● **What you need to do**:
Return all of the data verbatim, dropping any picture.

● **Records from a dataset**:
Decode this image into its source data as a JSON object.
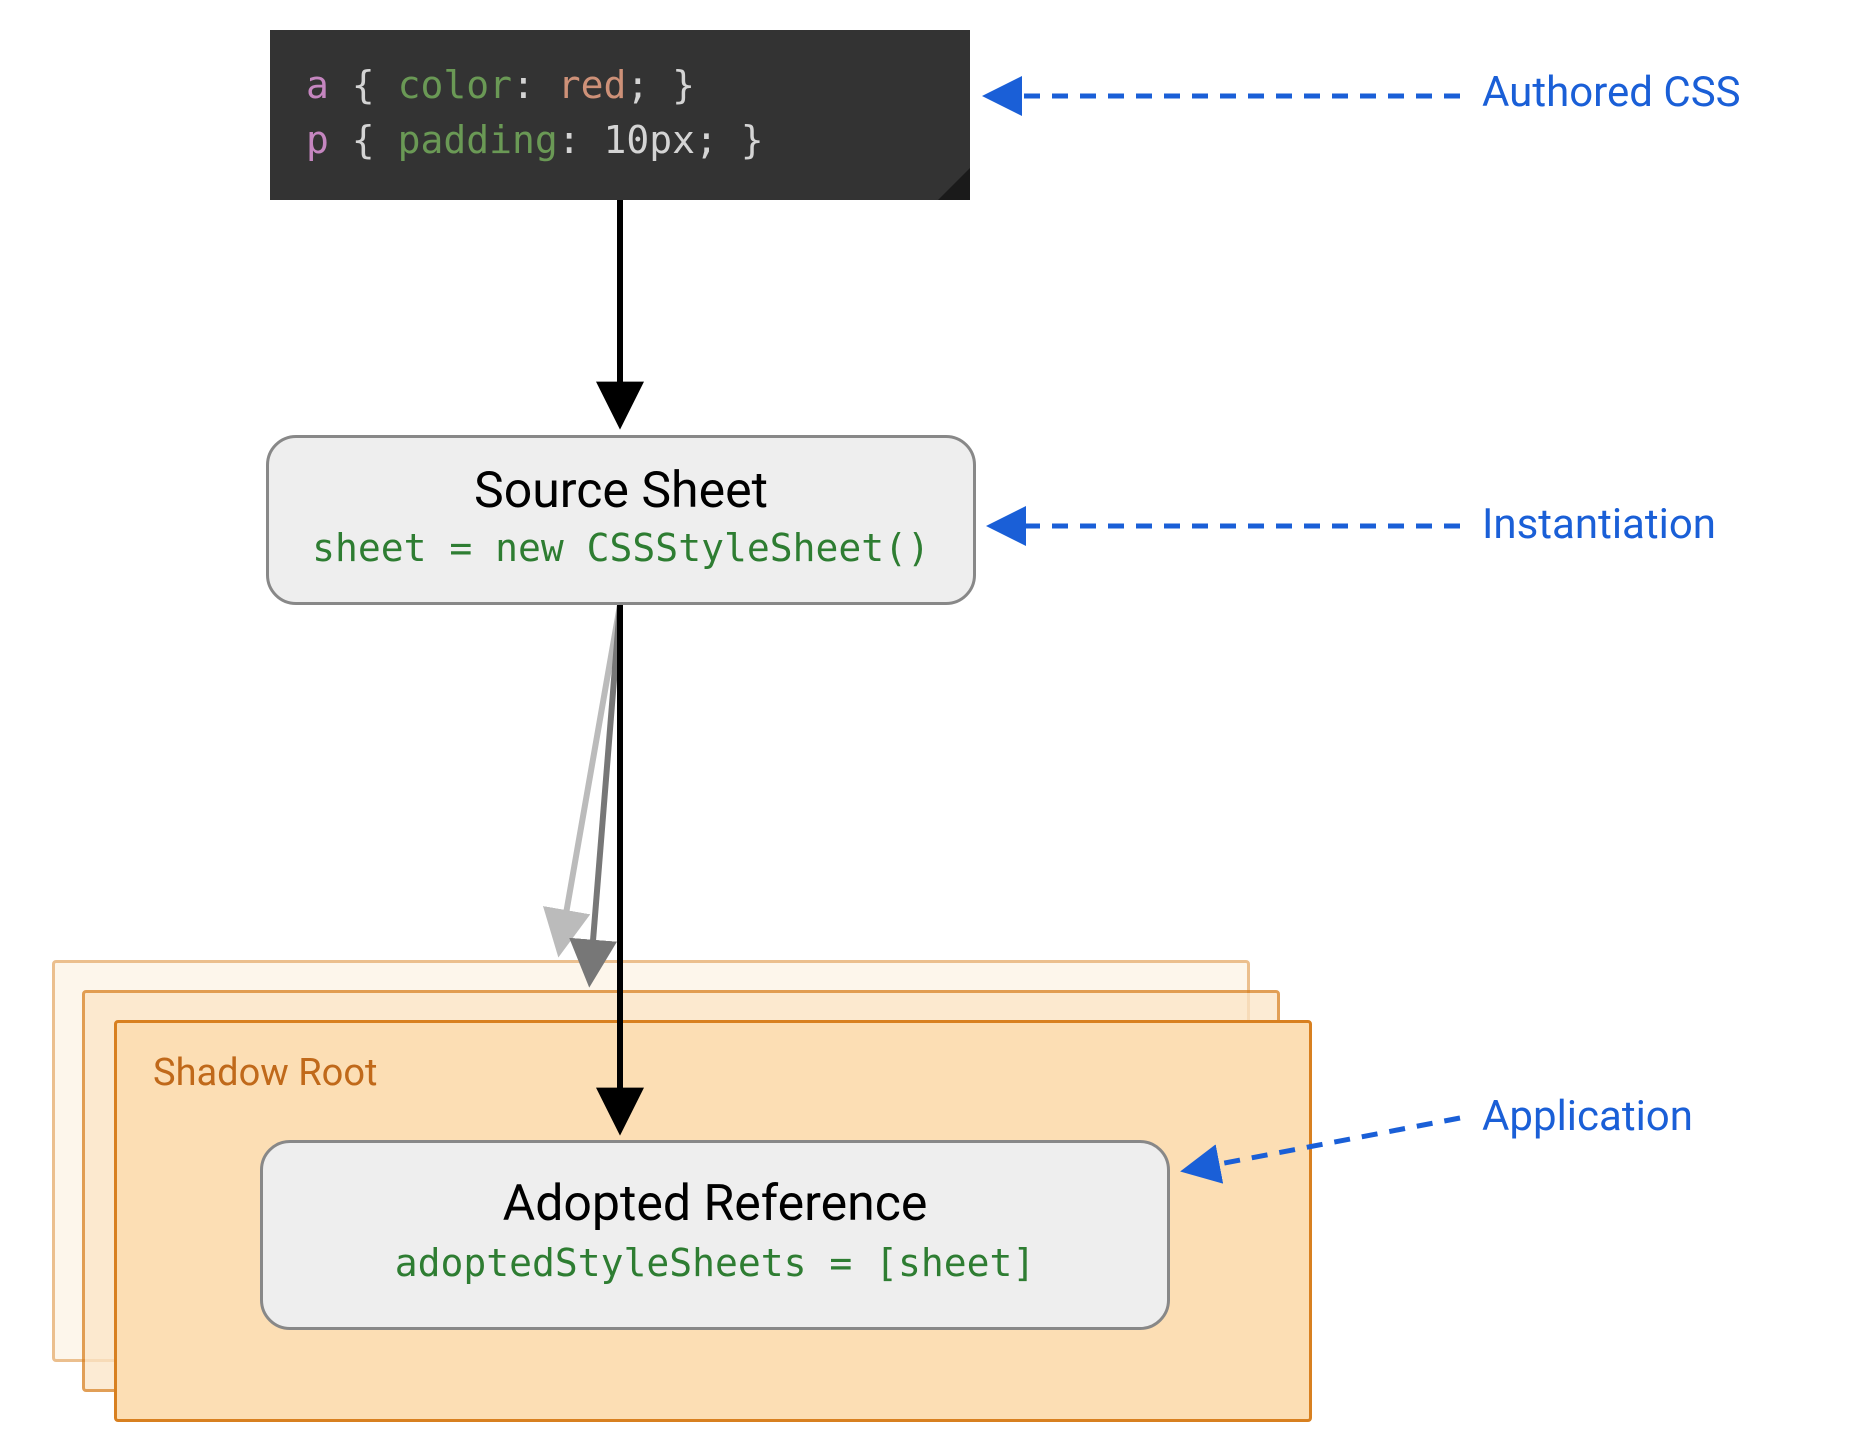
{
  "code": {
    "line1": {
      "selector": "a",
      "brace_open": "{",
      "property": "color",
      "colon": ":",
      "value": "red",
      "semi": ";",
      "brace_close": "}"
    },
    "line2": {
      "selector": "p",
      "brace_open": "{",
      "property": "padding",
      "colon": ":",
      "value": "10px",
      "semi": ";",
      "brace_close": "}"
    }
  },
  "source_sheet": {
    "title": "Source Sheet",
    "code": "sheet = new CSSStyleSheet()"
  },
  "shadow_root": {
    "label": "Shadow Root"
  },
  "adopted_ref": {
    "title": "Adopted Reference",
    "code": "adoptedStyleSheets = [sheet]"
  },
  "annotations": {
    "authored_css": "Authored CSS",
    "instantiation": "Instantiation",
    "application": "Application"
  }
}
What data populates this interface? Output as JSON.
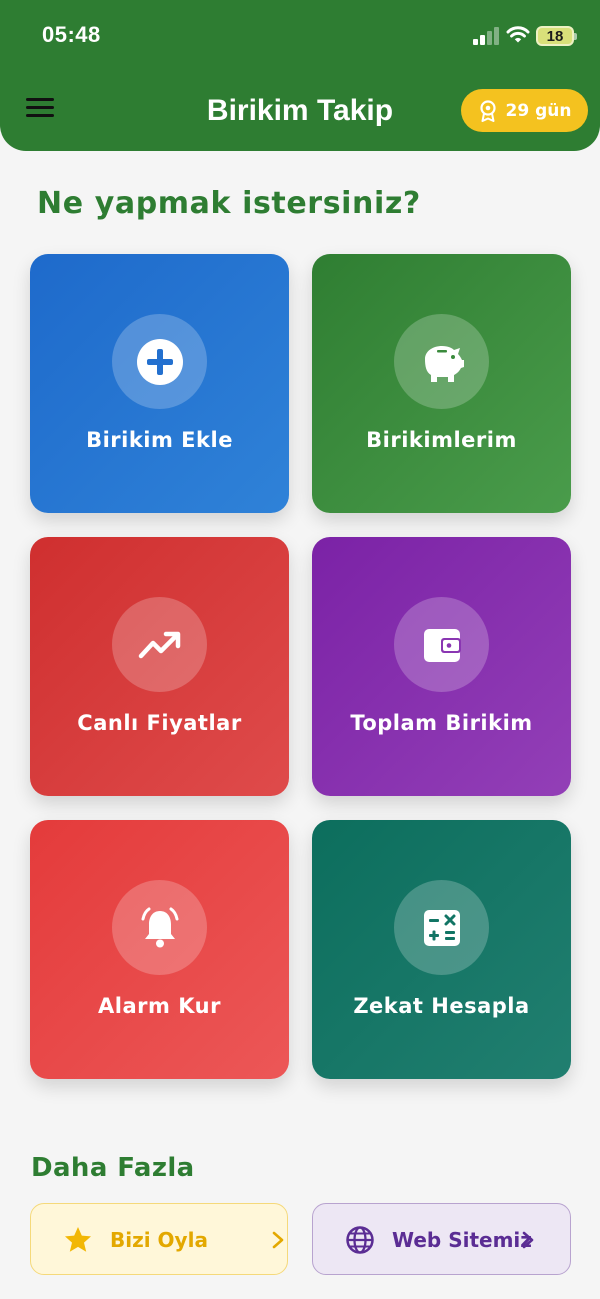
{
  "status_bar": {
    "time": "05:48",
    "battery": "18"
  },
  "header": {
    "title": "Birikim Takip",
    "streak": "29 gün",
    "color": "#2e7d32"
  },
  "main": {
    "question": "Ne yapmak istersiniz?",
    "tiles": [
      {
        "label": "Birikim Ekle",
        "icon": "plus-circle-icon",
        "color": "#1e6acb"
      },
      {
        "label": "Birikimlerim",
        "icon": "piggy-bank-icon",
        "color": "#2f7e32"
      },
      {
        "label": "Canlı Fiyatlar",
        "icon": "trending-up-icon",
        "color": "#cf2f2f"
      },
      {
        "label": "Toplam Birikim",
        "icon": "wallet-icon",
        "color": "#7b22a6"
      },
      {
        "label": "Alarm Kur",
        "icon": "bell-icon",
        "color": "#e43b3b"
      },
      {
        "label": "Zekat Hesapla",
        "icon": "calculator-icon",
        "color": "#0c6e5d"
      }
    ]
  },
  "more": {
    "title": "Daha Fazla",
    "rate_label": "Bizi Oyla",
    "rate_icon": "star-icon",
    "web_label": "Web Sitemiz",
    "web_icon": "globe-icon",
    "chevron_icon": "chevron-right-icon"
  }
}
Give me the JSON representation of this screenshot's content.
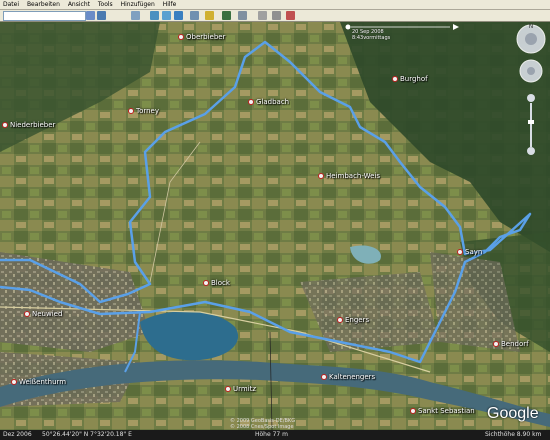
{
  "menu": [
    "Datei",
    "Bearbeiten",
    "Ansicht",
    "Tools",
    "Hinzufügen",
    "Hilfe"
  ],
  "search": {
    "value": ""
  },
  "colors": {
    "track": "#5aa0e8",
    "menubar": "#ece9d8"
  },
  "toolbar_icons": [
    "hide-sidebar-icon",
    "placemark-icon",
    "polygon-icon",
    "path-icon",
    "overlay-icon",
    "record-tour-icon",
    "historical-imagery-icon",
    "sun-icon",
    "switch-to-sky-icon",
    "ruler-icon",
    "email-icon",
    "print-icon",
    "maps-icon"
  ],
  "time_slider": {
    "date": "20 Sep 2008",
    "time": "8:43vormittags"
  },
  "nav": {
    "north": "N"
  },
  "places": [
    {
      "name": "Oberbieber"
    },
    {
      "name": "Torney"
    },
    {
      "name": "Niederbieber"
    },
    {
      "name": "Gladbach"
    },
    {
      "name": "Burghof"
    },
    {
      "name": "Heimbach-Weis"
    },
    {
      "name": "Sayn"
    },
    {
      "name": "Block"
    },
    {
      "name": "Neuwied"
    },
    {
      "name": "Engers"
    },
    {
      "name": "Bendorf"
    },
    {
      "name": "Weißenthurm"
    },
    {
      "name": "Urmitz"
    },
    {
      "name": "Kaltenengers"
    },
    {
      "name": "Sankt Sebastian"
    }
  ],
  "copyright": {
    "line1": "© 2009 GeoBasis-DE/BKG",
    "line2": "© 2008 Cnes/Spot Image"
  },
  "status": {
    "left": "Dez 2006",
    "coords": "50°26.44'20\" N 7°32'20.18\" E",
    "elevation": "Höhe 77 m",
    "eye": "Sichthöhe 8.90 km"
  },
  "logo": "Google"
}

● **Answer to the exercise**:
Decode this image into its source data as a JSON object.
{
  "code": {
    "line1": {
      "selector": "a",
      "brace_open": "{",
      "property": "color",
      "colon": ":",
      "value": "red",
      "semi": ";",
      "brace_close": "}"
    },
    "line2": {
      "selector": "p",
      "brace_open": "{",
      "property": "padding",
      "colon": ":",
      "value": "10px",
      "semi": ";",
      "brace_close": "}"
    }
  },
  "source_sheet": {
    "title": "Source Sheet",
    "code": "sheet = new CSSStyleSheet()"
  },
  "shadow_root": {
    "label": "Shadow Root"
  },
  "adopted_ref": {
    "title": "Adopted Reference",
    "code": "adoptedStyleSheets = [sheet]"
  },
  "annotations": {
    "authored_css": "Authored CSS",
    "instantiation": "Instantiation",
    "application": "Application"
  }
}
What data populates this interface? Output as JSON.
{
  "status_bar": {
    "time": "05:48",
    "battery": "18"
  },
  "header": {
    "title": "Birikim Takip",
    "streak": "29 gün",
    "color": "#2e7d32"
  },
  "main": {
    "question": "Ne yapmak istersiniz?",
    "tiles": [
      {
        "label": "Birikim Ekle",
        "icon": "plus-circle-icon",
        "color": "#1e6acb"
      },
      {
        "label": "Birikimlerim",
        "icon": "piggy-bank-icon",
        "color": "#2f7e32"
      },
      {
        "label": "Canlı Fiyatlar",
        "icon": "trending-up-icon",
        "color": "#cf2f2f"
      },
      {
        "label": "Toplam Birikim",
        "icon": "wallet-icon",
        "color": "#7b22a6"
      },
      {
        "label": "Alarm Kur",
        "icon": "bell-icon",
        "color": "#e43b3b"
      },
      {
        "label": "Zekat Hesapla",
        "icon": "calculator-icon",
        "color": "#0c6e5d"
      }
    ]
  },
  "more": {
    "title": "Daha Fazla",
    "rate_label": "Bizi Oyla",
    "rate_icon": "star-icon",
    "web_label": "Web Sitemiz",
    "web_icon": "globe-icon",
    "chevron_icon": "chevron-right-icon"
  }
}
Give me the JSON representation of this screenshot's content.
{
  "menu": [
    "Datei",
    "Bearbeiten",
    "Ansicht",
    "Tools",
    "Hinzufügen",
    "Hilfe"
  ],
  "search": {
    "value": ""
  },
  "colors": {
    "track": "#5aa0e8",
    "menubar": "#ece9d8"
  },
  "toolbar_icons": [
    "hide-sidebar-icon",
    "placemark-icon",
    "polygon-icon",
    "path-icon",
    "overlay-icon",
    "record-tour-icon",
    "historical-imagery-icon",
    "sun-icon",
    "switch-to-sky-icon",
    "ruler-icon",
    "email-icon",
    "print-icon",
    "maps-icon"
  ],
  "time_slider": {
    "date": "20 Sep 2008",
    "time": "8:43vormittags"
  },
  "nav": {
    "north": "N"
  },
  "places": [
    {
      "name": "Oberbieber"
    },
    {
      "name": "Torney"
    },
    {
      "name": "Niederbieber"
    },
    {
      "name": "Gladbach"
    },
    {
      "name": "Burghof"
    },
    {
      "name": "Heimbach-Weis"
    },
    {
      "name": "Sayn"
    },
    {
      "name": "Block"
    },
    {
      "name": "Neuwied"
    },
    {
      "name": "Engers"
    },
    {
      "name": "Bendorf"
    },
    {
      "name": "Weißenthurm"
    },
    {
      "name": "Urmitz"
    },
    {
      "name": "Kaltenengers"
    },
    {
      "name": "Sankt Sebastian"
    }
  ],
  "copyright": {
    "line1": "© 2009 GeoBasis-DE/BKG",
    "line2": "© 2008 Cnes/Spot Image"
  },
  "status": {
    "left": "Dez 2006",
    "coords": "50°26.44'20\" N 7°32'20.18\" E",
    "elevation": "Höhe 77 m",
    "eye": "Sichthöhe 8.90 km"
  },
  "logo": "Google"
}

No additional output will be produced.